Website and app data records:
::::::::::

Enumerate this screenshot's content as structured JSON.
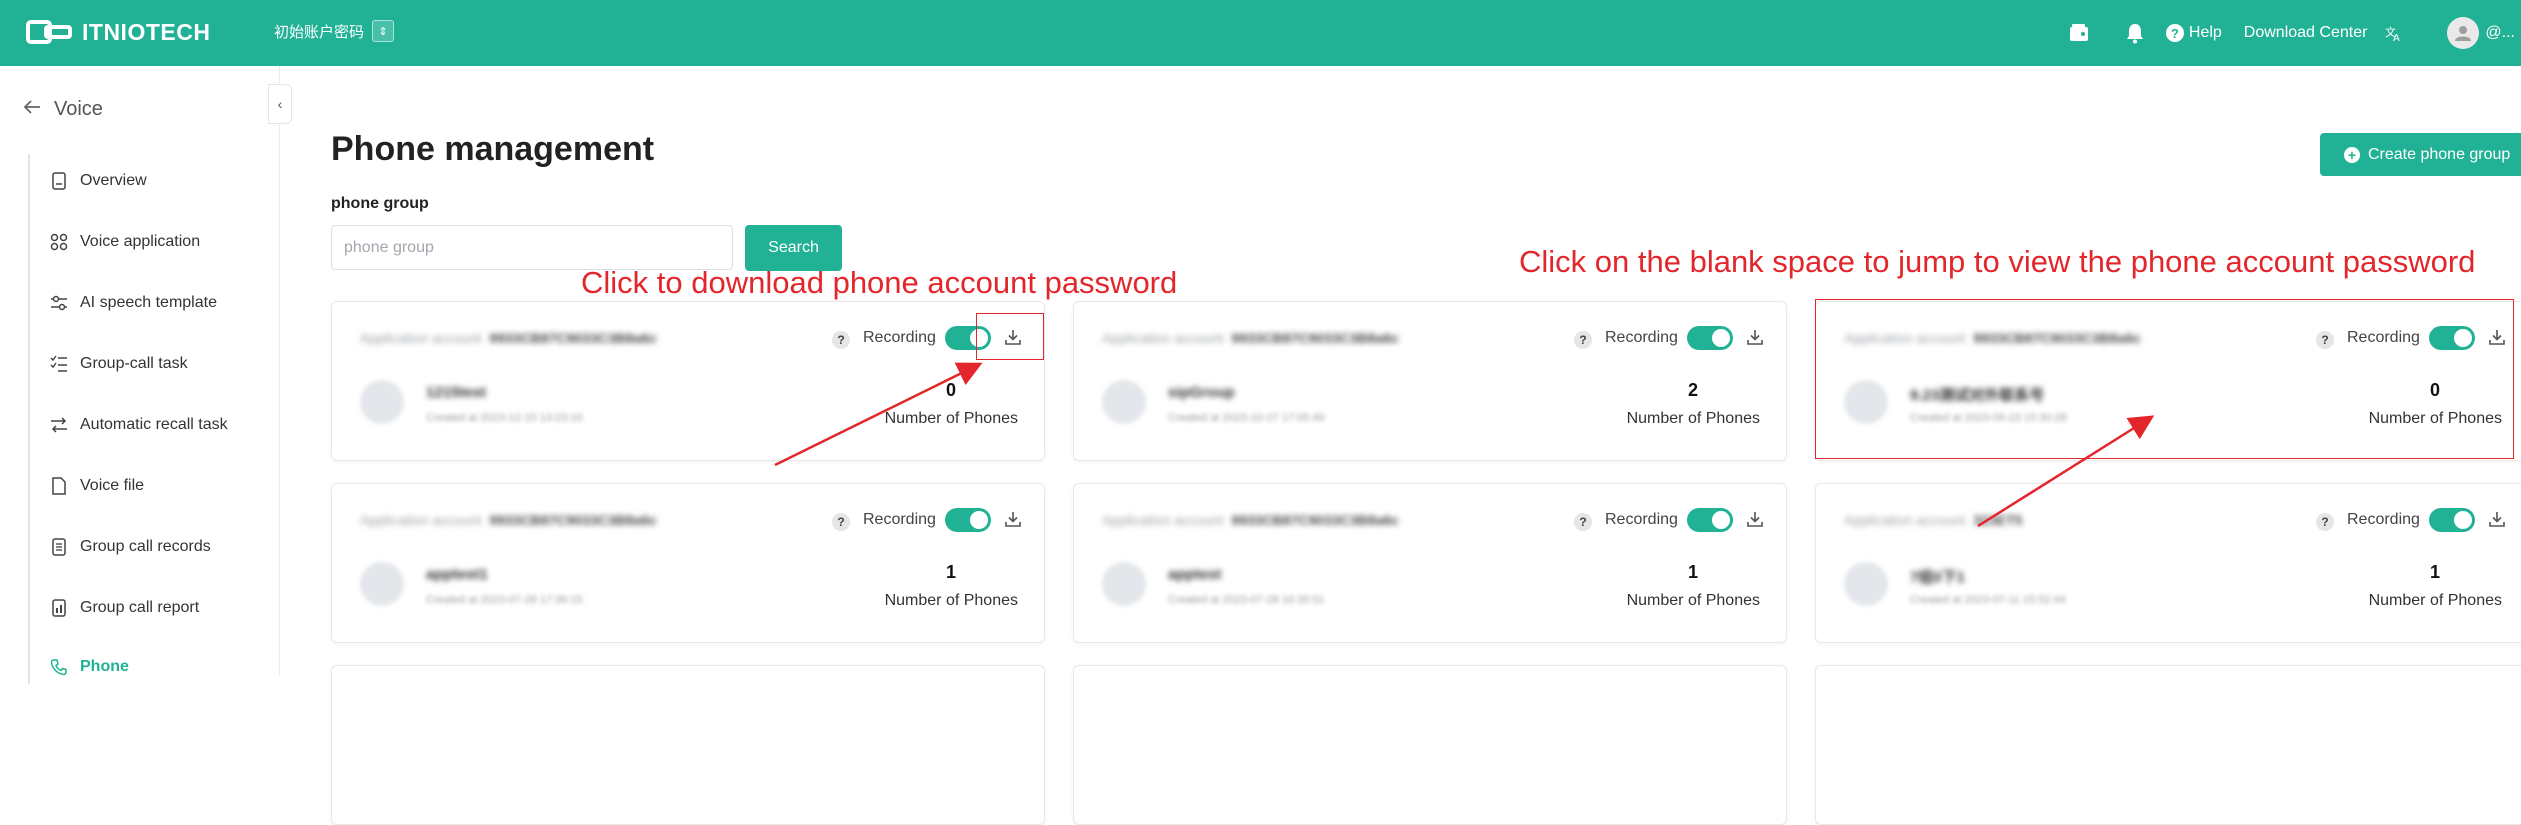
{
  "header": {
    "brand": "ITNIOTECH",
    "account_switch_label": "初始账户密码",
    "help_label": "Help",
    "download_center_label": "Download Center",
    "user_label": "@..."
  },
  "sidebar": {
    "back_label": "Voice",
    "items": [
      {
        "label": "Overview",
        "icon": "document-icon"
      },
      {
        "label": "Voice application",
        "icon": "apps-icon"
      },
      {
        "label": "AI speech template",
        "icon": "sliders-icon"
      },
      {
        "label": "Group-call task",
        "icon": "checklist-icon"
      },
      {
        "label": "Automatic recall task",
        "icon": "recall-icon"
      },
      {
        "label": "Voice file",
        "icon": "file-icon"
      },
      {
        "label": "Group call records",
        "icon": "records-icon"
      },
      {
        "label": "Group call report",
        "icon": "report-icon"
      },
      {
        "label": "Phone",
        "icon": "phone-icon",
        "active": true
      }
    ]
  },
  "main": {
    "title": "Phone management",
    "create_button": "Create phone group",
    "filter_label": "phone group",
    "search_placeholder": "phone group",
    "search_button": "Search"
  },
  "cards": [
    {
      "app_account_label": "Application account",
      "app_account_value": "9933CB87C9033C3B8a6c",
      "group_name": "1215test",
      "created": "Created at 2023-12-15 13:23:10",
      "count": "0",
      "count_label": "Number of Phones",
      "recording_label": "Recording"
    },
    {
      "app_account_label": "Application account",
      "app_account_value": "9933CB87C9033C3B8a6c",
      "group_name": "sipGroup",
      "created": "Created at 2023-10-27 17:05:49",
      "count": "2",
      "count_label": "Number of Phones",
      "recording_label": "Recording"
    },
    {
      "app_account_label": "Application account",
      "app_account_value": "9933CB87C9033C3B8a6c",
      "group_name": "9.23测试对外联系号",
      "created": "Created at 2023-09-23 15:30:28",
      "count": "0",
      "count_label": "Number of Phones",
      "recording_label": "Recording"
    },
    {
      "app_account_label": "Application account",
      "app_account_value": "9933CB87C9033C3B8a6c",
      "group_name": "apptest1",
      "created": "Created at 2023-07-28 17:36:15",
      "count": "1",
      "count_label": "Number of Phones",
      "recording_label": "Recording"
    },
    {
      "app_account_label": "Application account",
      "app_account_value": "9933CB87C9033C3B8a6c",
      "group_name": "apptest",
      "created": "Created at 2023-07-28 16:35:51",
      "count": "1",
      "count_label": "Number of Phones",
      "recording_label": "Recording"
    },
    {
      "app_account_label": "Application account",
      "app_account_value": "323ET5",
      "group_name": "7组0下1",
      "created": "Created at 2023-07-11 15:52:44",
      "count": "1",
      "count_label": "Number of Phones",
      "recording_label": "Recording"
    }
  ],
  "annotations": {
    "download_hint": "Click to download phone account password",
    "view_hint": "Click on the blank space to jump to view the phone account password"
  },
  "colors": {
    "brand": "#21b296",
    "annotation": "#e3262b"
  }
}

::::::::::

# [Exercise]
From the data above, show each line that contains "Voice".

# [Exercise result]
    "back_label": "Voice",
        "label": "Voice application",
        "label": "Voice file",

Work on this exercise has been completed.